With the evolution of cellular technology, the case for employing mobile phones in elevator communications has become compelling. In this article, we address many common concerns regarding the use of cellular to provide service to elevator emergency phones.
The Radio Equipment Directive (RED) establishes a regulatory framework for “making available on the market” and “putting into service” radio equipment in the European Union. It replaced the prior directive (R&TTE 1999/5/EC) and was effective 13 June 2017.
Over seven billion SIM cards are in active use globally making them the most widely used security token in the world. Over-the-air (OTA) updates can be deployed by SMS which allows the SIMs to be updated remotely. However, lift engineers have concerns relating to SIM hacking which could mean soaring premium rate bills.

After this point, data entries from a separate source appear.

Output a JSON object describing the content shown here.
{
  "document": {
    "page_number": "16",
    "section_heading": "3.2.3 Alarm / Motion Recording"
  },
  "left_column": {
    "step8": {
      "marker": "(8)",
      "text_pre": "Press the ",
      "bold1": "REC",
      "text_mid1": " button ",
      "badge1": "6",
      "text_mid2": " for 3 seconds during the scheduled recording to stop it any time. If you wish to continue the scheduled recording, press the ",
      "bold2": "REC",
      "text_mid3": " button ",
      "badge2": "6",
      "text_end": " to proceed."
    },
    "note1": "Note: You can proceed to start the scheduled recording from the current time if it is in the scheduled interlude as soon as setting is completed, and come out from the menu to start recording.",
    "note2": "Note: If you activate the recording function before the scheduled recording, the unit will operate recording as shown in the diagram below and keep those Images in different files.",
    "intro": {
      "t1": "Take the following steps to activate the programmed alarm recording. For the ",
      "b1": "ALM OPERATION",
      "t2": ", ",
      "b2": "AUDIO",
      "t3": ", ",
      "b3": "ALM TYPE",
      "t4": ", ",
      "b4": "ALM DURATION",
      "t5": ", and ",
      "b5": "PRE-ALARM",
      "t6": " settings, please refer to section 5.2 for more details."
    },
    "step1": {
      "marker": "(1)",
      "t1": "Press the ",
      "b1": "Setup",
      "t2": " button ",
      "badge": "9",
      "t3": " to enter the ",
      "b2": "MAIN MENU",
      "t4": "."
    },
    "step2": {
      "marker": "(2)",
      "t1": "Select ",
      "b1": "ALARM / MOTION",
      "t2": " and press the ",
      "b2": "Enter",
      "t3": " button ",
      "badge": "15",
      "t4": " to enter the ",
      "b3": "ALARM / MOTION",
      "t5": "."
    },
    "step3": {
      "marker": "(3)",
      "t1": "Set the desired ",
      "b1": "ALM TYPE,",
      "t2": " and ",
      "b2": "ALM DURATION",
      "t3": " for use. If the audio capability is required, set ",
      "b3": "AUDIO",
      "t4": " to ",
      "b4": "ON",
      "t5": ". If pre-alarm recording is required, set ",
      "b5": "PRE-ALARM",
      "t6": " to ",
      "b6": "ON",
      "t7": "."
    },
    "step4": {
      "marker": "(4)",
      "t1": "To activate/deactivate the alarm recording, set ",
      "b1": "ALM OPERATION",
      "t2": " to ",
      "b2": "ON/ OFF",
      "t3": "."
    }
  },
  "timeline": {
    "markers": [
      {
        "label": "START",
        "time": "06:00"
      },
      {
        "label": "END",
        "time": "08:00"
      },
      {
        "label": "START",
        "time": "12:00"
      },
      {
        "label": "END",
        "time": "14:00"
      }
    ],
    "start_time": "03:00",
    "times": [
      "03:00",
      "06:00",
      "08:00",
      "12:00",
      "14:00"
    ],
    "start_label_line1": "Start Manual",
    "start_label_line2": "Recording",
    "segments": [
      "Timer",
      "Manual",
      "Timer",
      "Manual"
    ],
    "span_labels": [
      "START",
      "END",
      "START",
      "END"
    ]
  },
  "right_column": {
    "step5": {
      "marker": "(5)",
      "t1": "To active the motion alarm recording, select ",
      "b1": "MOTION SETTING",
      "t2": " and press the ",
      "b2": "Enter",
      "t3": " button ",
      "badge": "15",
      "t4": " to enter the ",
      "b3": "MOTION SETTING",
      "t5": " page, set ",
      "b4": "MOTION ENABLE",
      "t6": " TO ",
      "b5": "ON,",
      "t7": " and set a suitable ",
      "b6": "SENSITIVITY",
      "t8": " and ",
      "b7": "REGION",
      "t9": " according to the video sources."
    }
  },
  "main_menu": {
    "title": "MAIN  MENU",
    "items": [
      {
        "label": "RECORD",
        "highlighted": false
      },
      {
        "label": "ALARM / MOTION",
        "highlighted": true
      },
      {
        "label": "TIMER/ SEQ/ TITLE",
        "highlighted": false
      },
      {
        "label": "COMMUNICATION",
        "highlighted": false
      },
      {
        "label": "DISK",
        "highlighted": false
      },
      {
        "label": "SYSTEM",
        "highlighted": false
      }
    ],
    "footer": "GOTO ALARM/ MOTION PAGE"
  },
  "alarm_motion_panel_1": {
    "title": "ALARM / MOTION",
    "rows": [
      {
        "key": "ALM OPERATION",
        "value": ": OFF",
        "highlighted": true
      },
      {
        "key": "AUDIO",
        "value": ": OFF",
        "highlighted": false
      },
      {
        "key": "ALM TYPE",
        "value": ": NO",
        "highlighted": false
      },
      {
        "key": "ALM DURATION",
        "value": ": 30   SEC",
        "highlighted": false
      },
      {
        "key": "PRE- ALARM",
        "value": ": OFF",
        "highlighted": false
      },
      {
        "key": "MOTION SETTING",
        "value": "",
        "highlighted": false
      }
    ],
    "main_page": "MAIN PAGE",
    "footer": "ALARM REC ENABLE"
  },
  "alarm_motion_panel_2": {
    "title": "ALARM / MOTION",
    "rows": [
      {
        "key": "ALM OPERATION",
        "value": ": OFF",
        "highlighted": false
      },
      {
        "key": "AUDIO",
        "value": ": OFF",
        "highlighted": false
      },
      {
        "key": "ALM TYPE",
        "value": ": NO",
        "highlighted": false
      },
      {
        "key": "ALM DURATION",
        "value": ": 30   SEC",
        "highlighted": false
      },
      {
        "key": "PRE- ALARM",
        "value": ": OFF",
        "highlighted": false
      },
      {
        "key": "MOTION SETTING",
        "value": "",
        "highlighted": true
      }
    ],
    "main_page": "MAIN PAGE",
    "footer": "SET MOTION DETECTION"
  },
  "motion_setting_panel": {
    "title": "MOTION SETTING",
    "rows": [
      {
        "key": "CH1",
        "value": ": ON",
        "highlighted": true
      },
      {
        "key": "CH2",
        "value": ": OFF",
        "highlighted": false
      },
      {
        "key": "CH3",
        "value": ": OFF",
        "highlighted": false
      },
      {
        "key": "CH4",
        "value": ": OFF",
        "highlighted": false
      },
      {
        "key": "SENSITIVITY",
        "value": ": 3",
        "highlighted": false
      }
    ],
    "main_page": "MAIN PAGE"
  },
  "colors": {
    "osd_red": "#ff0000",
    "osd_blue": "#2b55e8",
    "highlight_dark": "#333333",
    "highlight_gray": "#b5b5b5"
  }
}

Vandalism is a major concern for lift owners; damage through misuse and abuse impacts both the availability of lifts, and passenger safety. EN81-71:2005 is a harmonised European Standard which outlines additional protective measures to improve the vandal resistance of lift installations.
When selecting a suitable light curtain for your lift door safety application it is important to consider several factors before making your decision. Diode count, number of beams and response time all play a part in determining the relative performance of a particular detector, and no feature should be judged in isolation.
As of September 2017 all new lifts must comply with EN81-20 and EN81-50 Elevator Standards. These standards were approved in 2014 to replace EN81-1 and EN81-2, and after a grace period for the elevator maintenance and installation industry to prepare, these elevator standards are now mandatory for all new lifts.
In August 2014 two new standards covering lift design (EN 81-20:2014) and installation requirements (EN 81-50:2014) were released in Europe. These replace EN 81-1:1998+A3:2009 and EN 81-2:1998+A3:2009, which were 15 years old and needed upgrading to comply with modern safety requirements. It is expected that the new standards will also be adopted in China, South America and Australia.